Abstract: Fashioning an Antidote to Fast Fashion: Can Toronto's Fashion Designers Compete?

Shauna Brail and Deborah Leslie

Abstract
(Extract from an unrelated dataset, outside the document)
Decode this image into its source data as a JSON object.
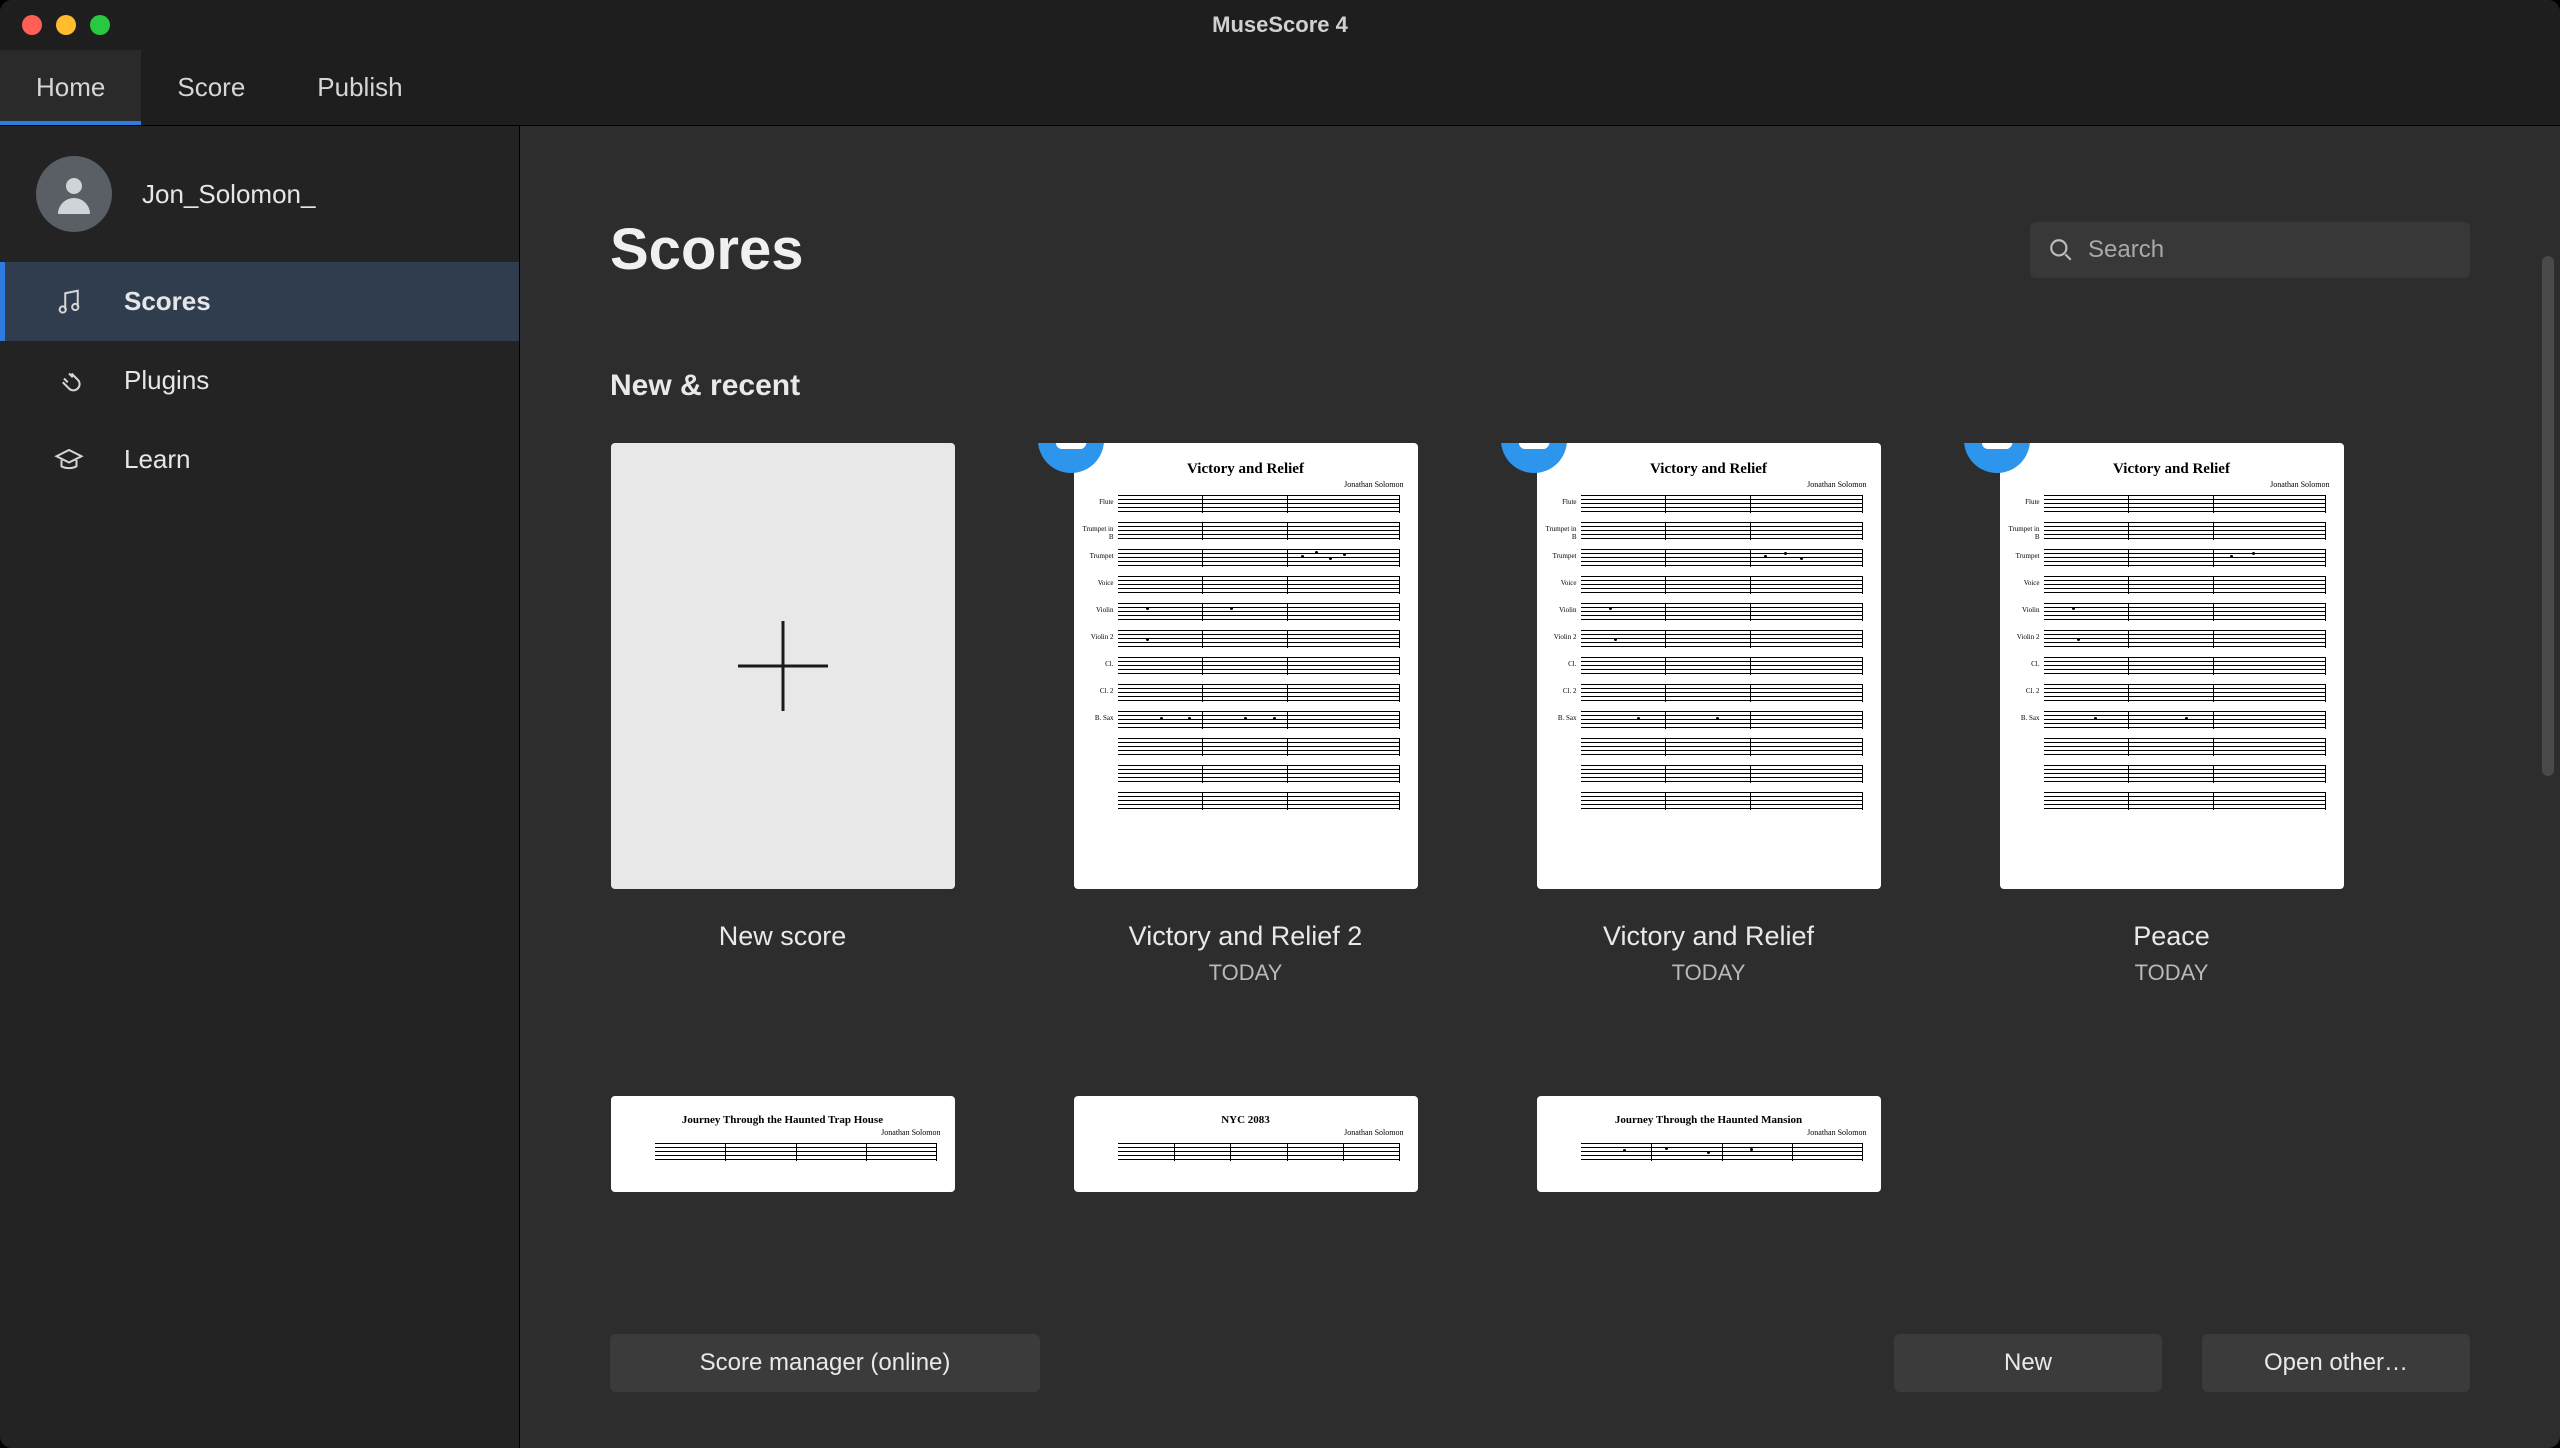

The fashion industry has undergone a well-documented shift in both business practices and production styles over the past several decades. These shifts include the globalization of production systems and the emergence of a new mode of fashion production called "fast fashion." City-specific strategies for addressing these new challenges have emerged in fashion's world cities such as London, and we investigate whether this is also the case in second-tier fashion cities such as Toronto, Canada. Our research findings are based on interviews with fifty-seven representatives of Toronto's fashion industry. Strategies pursued by Toronto's fashion sector include a focus on own-brand designer boutiques emphasizing local small-batch, high-quality production, specialized wholesaling activities, and the expansion of design activities beyond their core focus. Our results suggest that despite the shifts toward globalization and fast fashion, the Toronto fashion industry has implemented a series of locally focused strategies that enable competition in the global fashion environment